Gathering Laughter

This year has felt like a year of rain.  With a hard year of uncertainty, we both were bone weary,  and even packing up the car seemed a chore. Where in the world would we find the soul energy to interact with new people?

Hutchmoot - Tent

 (image @Mark Geil)

September Sky

 (From the Archives)



Out of breath, out of time.

I lunch and wait for the next appointment.

Long days line up like dominoes ready to topple.

Unexpected fellows – these tall trees and ruins that hum a tune from A Secret Garden.



Soul Adaptation



(Guest post by Ashly Stage of Food: A Liberal Education)

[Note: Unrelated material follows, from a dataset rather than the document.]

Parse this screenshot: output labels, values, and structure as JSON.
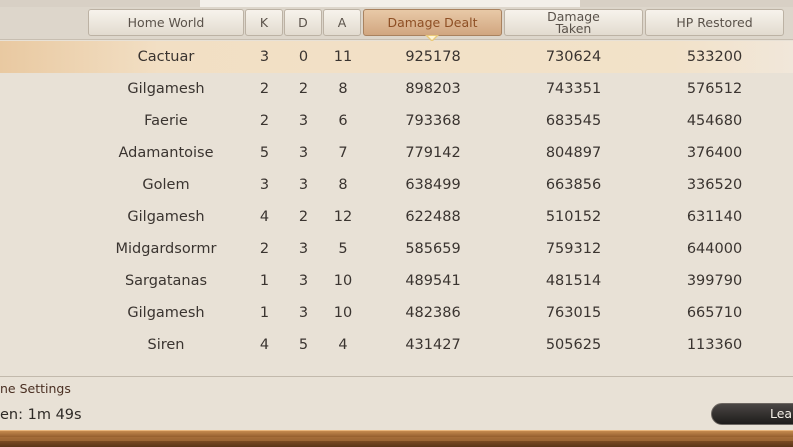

The first time I visited my friends Eric and Rebecca, I could see that they lived in what appeared to be a typical suburban home. But upon walking through the door I was greeted with the smells of another country. The slightest hint of cinnamon was in the air. Vibrant blankets on the couch, richly-colored accent chairs, art and artifacts from around the world greeted me.

As Eric, Rebecca, and I settled in with coffee and homemade chocolates, we took turns asking the usual questions: “How are you?”  “What’s new?”  “How’s your love life?” Being single, I was sensitive to the last question.

Breaking up with TV for Beethoven



As I child I was not a fan of classical music. NOT a fan. I would scour the library or bookstores for popular piano music to avoid playing it in lessons. My teacher did let me play (and improvise) the popular songs while my classical scores limped along until contest.

When college auditions came, I panicked. All memorized classical music?! I was forced to “get serious” about practicing and nothing was more easily accessible than Beethoven.

Beethoven’s music sounded good AND fit well under my fingers. The more I played it, the more my musical language grew to appreciate early Bach and Haydn all the way to the late great weirdness of Bartok. But Beethoven was the road in. Hours of practice culminated in a long senior recital. It was one of my personal “conquering Mount Everest” moments.

Feasting on Distances



My new normal is sitting in a waiting room at the lab draw facility surrounded by the very young and the aging. I am drawn to the older patients. They are the ones who look up from their devices and want to chat. They talk about their grandkids, “The Bachelorette”, clipping coupons, and gardens cucumbers. They seem unfazed by diagnoses and blood tests.